Martin Strid, a member of the right-wing Sweden Democrats, sparked the controversy when he ranked Islamists on a scale of “0 to 100” while speaking at a party national conference.

“On one end you are 100 per cent human, a person, everything that’s part of that concept. At the other end, you are 100 per cent Mohammedan,” he said, according to a translation of his comments by the Swedish edition of The Local.

Mr Strid’s party colleagues immediately denounced his comments, with its secretary Richard Jomshof saying the statement amounted to “racism”.

“Everyone has fundamental human worth, the same for everyone. If you think that someone has a worse value based on a certain skin colour or the community they are part of, that is racism for me. We will not accept that,” Mr Jomshof said

Mr Strid tried to explain himself by saying Isis members were “close to being 100 per cent Mohammedan” but added that “all Muslims are somewhere on that scale”.

The local politician from the town of Borlänge added: “If you are an ex-Muslim you have come quite far towards being fully human.” He was speaking at the party’s national conference in Norrköping, Östergötland in the south east of Sweden.

SD board member and MP Aron Emilsson later officially distanced the party from Mr Strid.

“It is a statement we, from the party leadership, take a clear distance from. Categorising people and human values ​​based on what religious beliefs you have is a way we cannot argue,” it said, according to a report by SVT. “It is contrary to our basic view of human dignity.”

Mr Emilsson’s statement did not call for Mr Strid to step down, only saying his comments “will certainly be handled in some way”.

Mr Strid later apologised for his statement after a barrage of criticism.

“It was very unfortunate, I expressed myself very clumsy,” he told news site TT.

Mr Strid quit the party hours later, The Local reported.

But party leader Jimmie Åkesson dismissed the controversy, saying he had “never heard of [Strid] before” his speech, TV4 reported.

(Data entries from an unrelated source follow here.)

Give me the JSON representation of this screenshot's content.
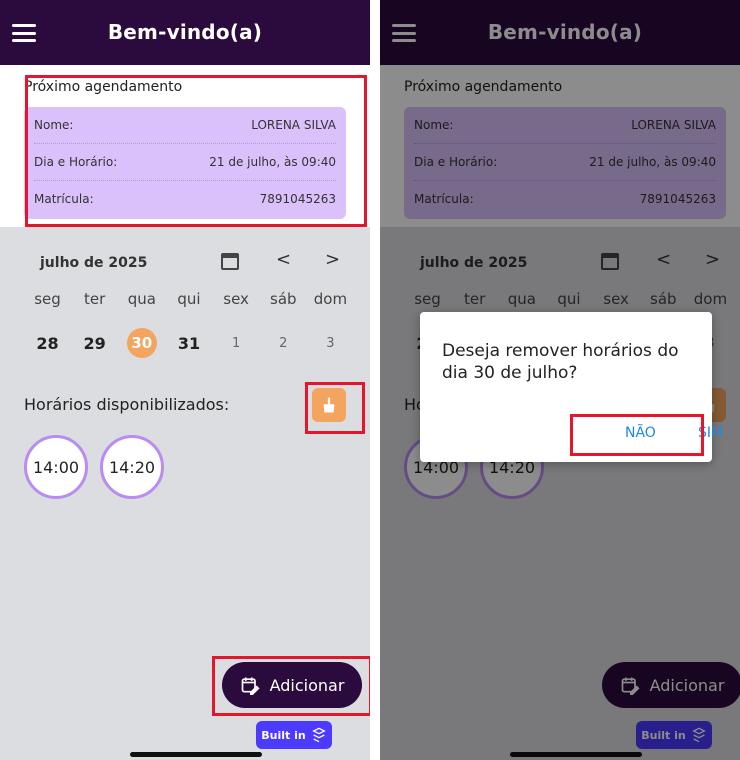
{
  "app": {
    "title": "Bem-vindo(a)"
  },
  "next_appointment": {
    "heading": "Próximo agendamento",
    "rows": [
      {
        "label": "Nome:",
        "value": "LORENA SILVA"
      },
      {
        "label": "Dia e Horário:",
        "value": "21 de julho, às 09:40"
      },
      {
        "label": "Matrícula:",
        "value": "7891045263"
      }
    ]
  },
  "calendar": {
    "month_label": "julho de 2025",
    "weekdays": [
      "seg",
      "ter",
      "qua",
      "qui",
      "sex",
      "sáb",
      "dom"
    ],
    "dates": [
      "28",
      "29",
      "30",
      "31",
      "1",
      "2",
      "3"
    ],
    "selected_index": 2
  },
  "available": {
    "heading": "Horários disponibilizados:",
    "slots": [
      "14:00",
      "14:20"
    ]
  },
  "actions": {
    "add_label": "Adicionar",
    "built_in_label": "Built in"
  },
  "dialog": {
    "message": "Deseja remover horários do dia 30 de julho?",
    "no_label": "NÃO",
    "yes_label": "SIM"
  },
  "colors": {
    "primary_dark": "#2b0a3d",
    "accent_orange": "#f3a560",
    "info_purple": "#dbc1fb",
    "slot_border": "#b88cf1",
    "highlight_red": "#e4162b",
    "dialog_button_blue": "#1e88e5",
    "built_in_blue": "#4c3aff"
  },
  "icons": {
    "menu": "hamburger-icon",
    "calendar": "calendar-icon",
    "prev": "chevron-left-icon",
    "next": "chevron-right-icon",
    "clear": "broom-icon",
    "add": "calendar-edit-icon",
    "built_in": "flutterflow-logo-icon"
  }
}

“In this case it is very clear that if it isn’t racism it is very close to racism,” said Åkesson.

Sweden is set to go the polls in a general election scheduled for September next year, with Sweden Democrats recently becoming the most popular party in the country, according to one poll.

A YouGov survey in March found nearly a quarter – 23.9 per cent – of people said they would vote for the party if an election was held then.